**Exercise prompt**:
Say nothing but the number of lines below in which the string "JSON" appears.

Records contained in a dataset
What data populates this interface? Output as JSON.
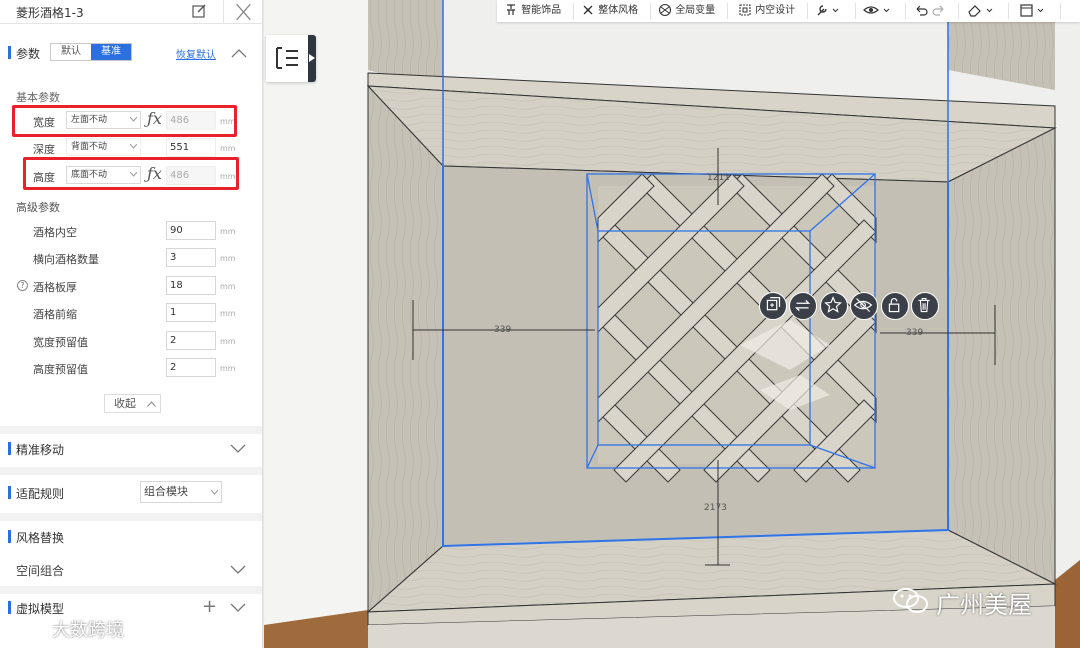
{
  "panel": {
    "title": "菱形酒格1-3",
    "params_section": "参数",
    "tabs": [
      "默认",
      "基准"
    ],
    "active_tab": 1,
    "restore_default": "恢复默认",
    "basic_group": "基本参数",
    "width": {
      "label": "宽度",
      "mode": "左面不动",
      "value": "486",
      "unit": "mm"
    },
    "depth": {
      "label": "深度",
      "mode": "背面不动",
      "value": "551",
      "unit": "mm"
    },
    "height": {
      "label": "高度",
      "mode": "底面不动",
      "value": "486",
      "unit": "mm"
    },
    "advanced_group": "高级参数",
    "advanced": [
      {
        "label": "酒格内空",
        "value": "90",
        "unit": "mm"
      },
      {
        "label": "横向酒格数量",
        "value": "3",
        "unit": "mm"
      },
      {
        "label": "酒格板厚",
        "value": "18",
        "unit": "mm"
      },
      {
        "label": "酒格前缩",
        "value": "1",
        "unit": "mm"
      },
      {
        "label": "宽度预留值",
        "value": "2",
        "unit": "mm"
      },
      {
        "label": "高度预留值",
        "value": "2",
        "unit": "mm"
      }
    ],
    "collapse": "收起",
    "precise_move": "精准移动",
    "fit_rules": "适配规则",
    "fit_rules_value": "组合模块",
    "style_replace": "风格替换",
    "space_combo": "空间组合",
    "virtual_model": "虚拟模型"
  },
  "toolbar": {
    "items": [
      "智能饰品",
      "整体风格",
      "全局变量",
      "内空设计"
    ]
  },
  "viewport": {
    "dim_top": "1211",
    "dim_left": "339",
    "dim_right": "339",
    "dim_bottom": "2173"
  },
  "watermark": {
    "left": "大数跨境",
    "right": "广州美屋"
  },
  "colors": {
    "accent": "#2b6fe0",
    "highlight": "#e8222b",
    "selection": "#2f74e8"
  }
}
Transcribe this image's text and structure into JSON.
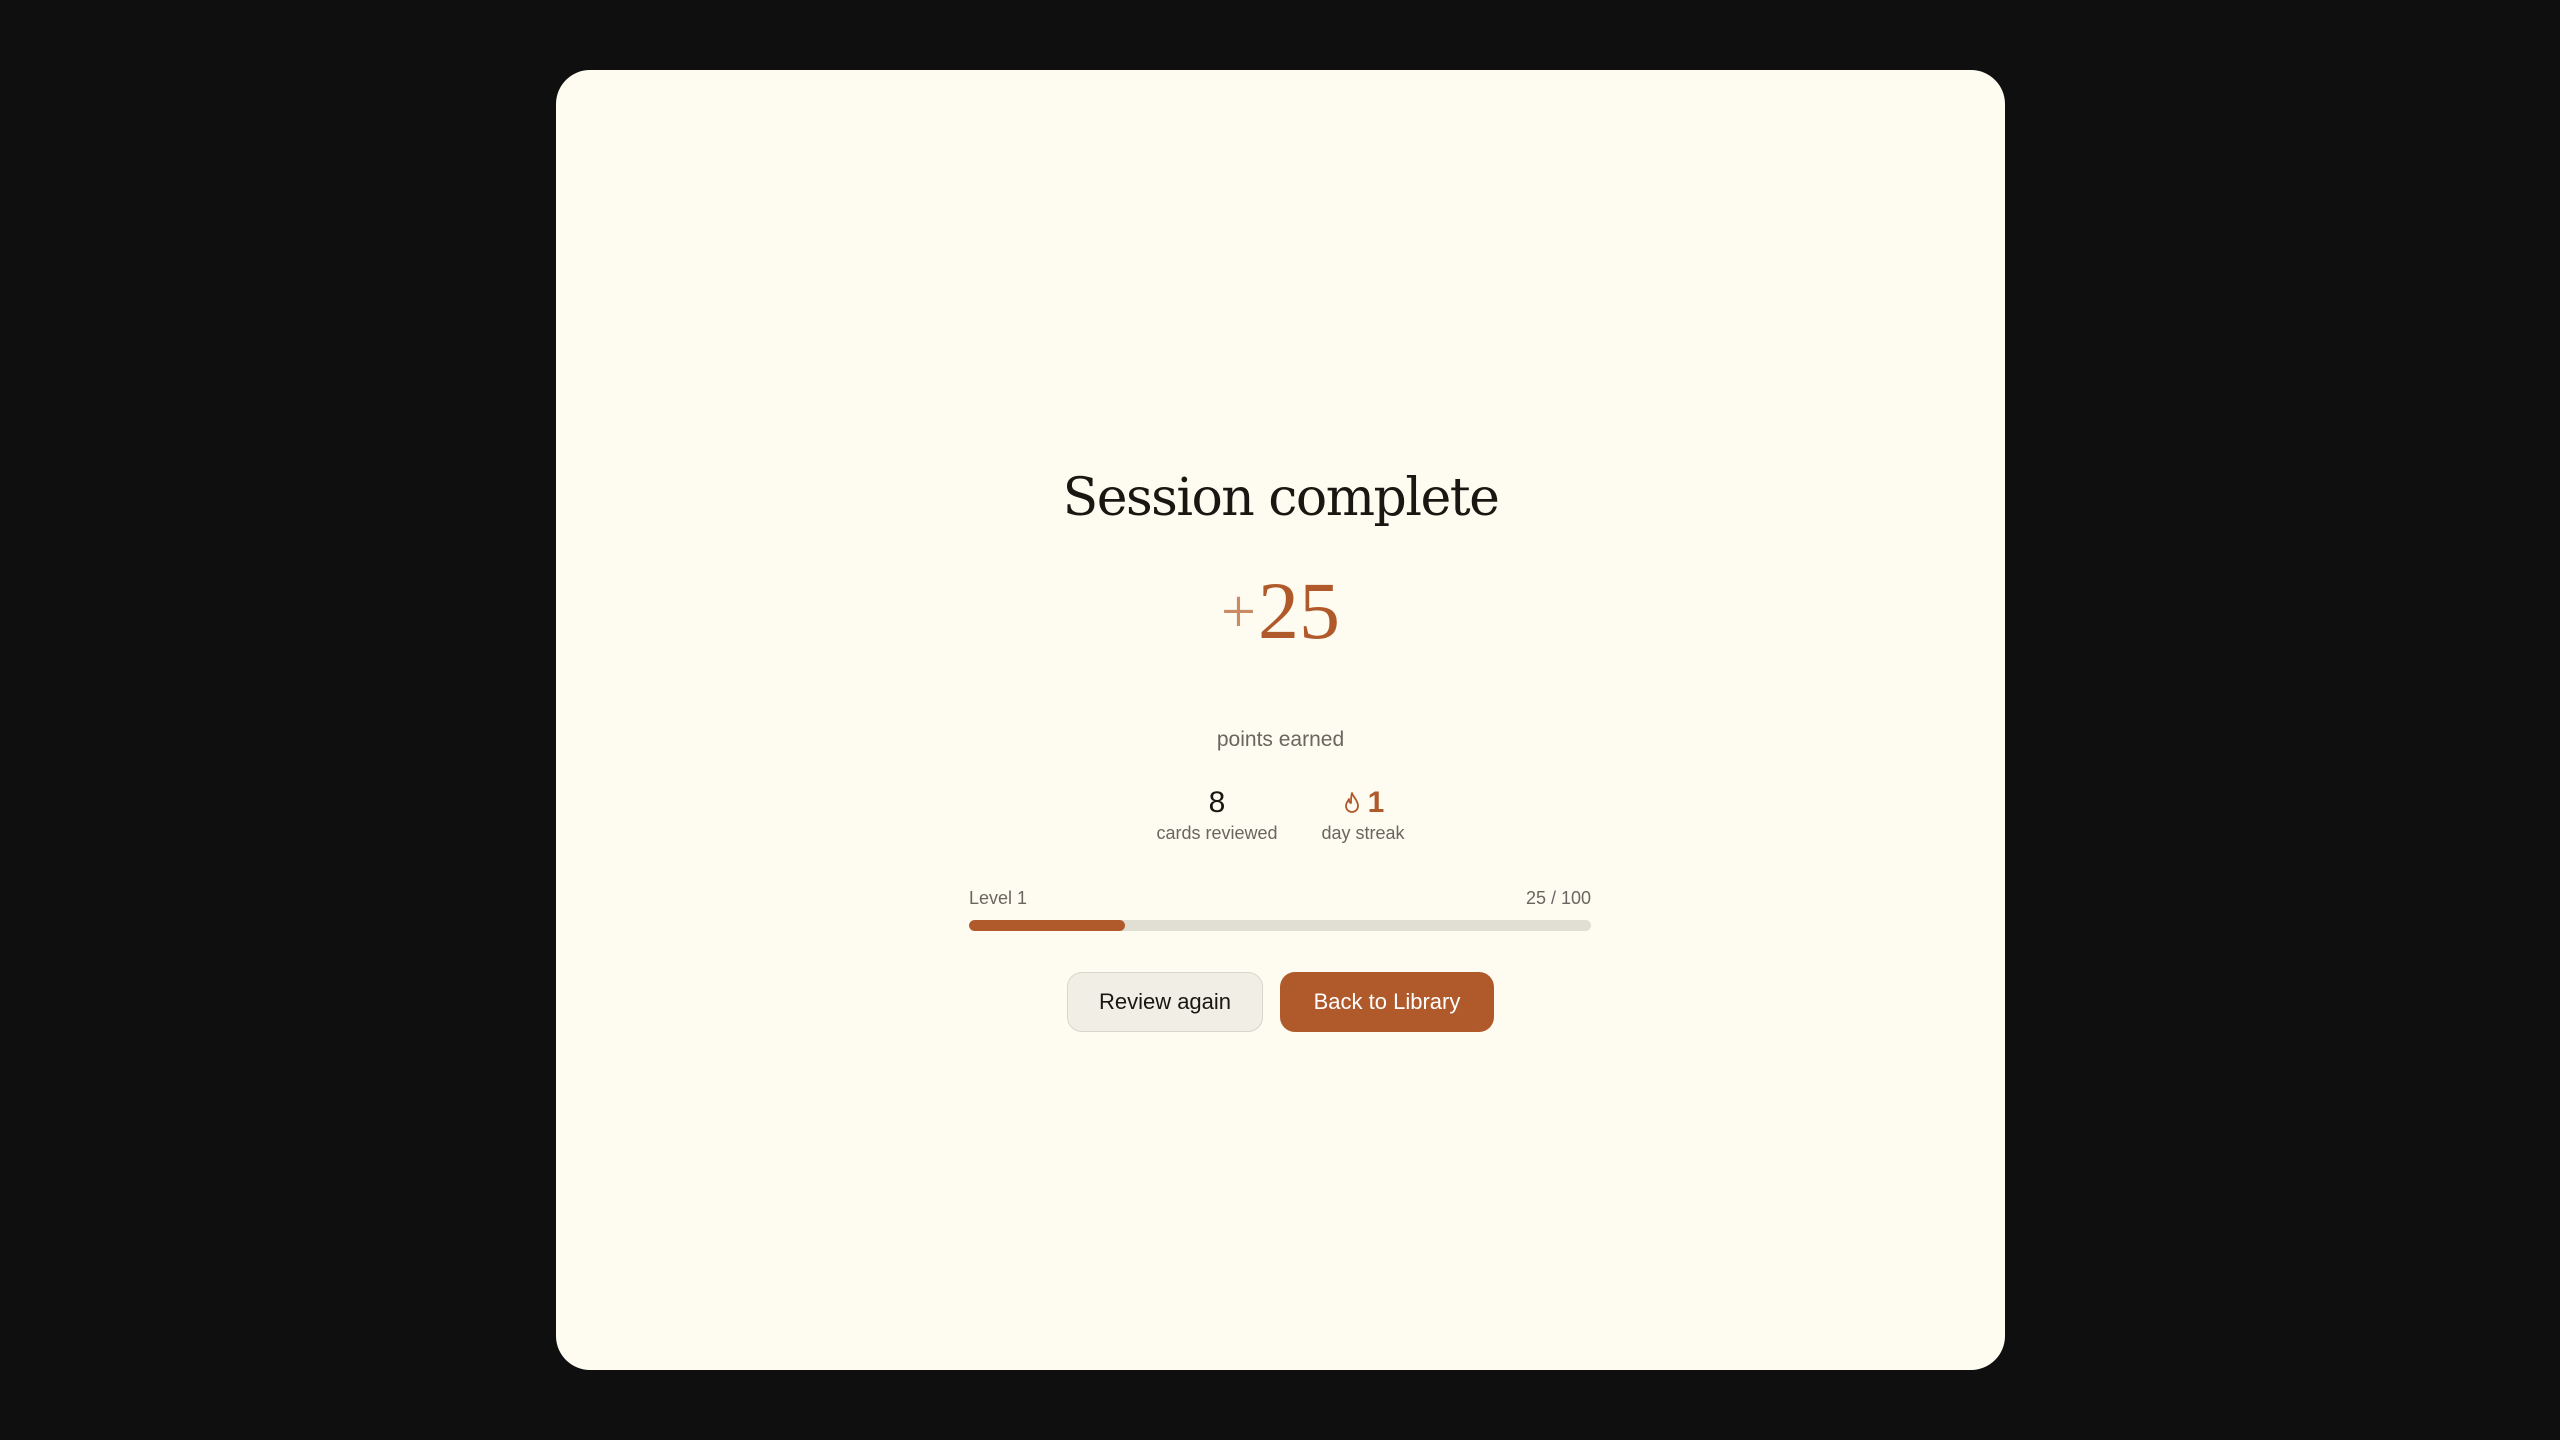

**Finished exercise**:
2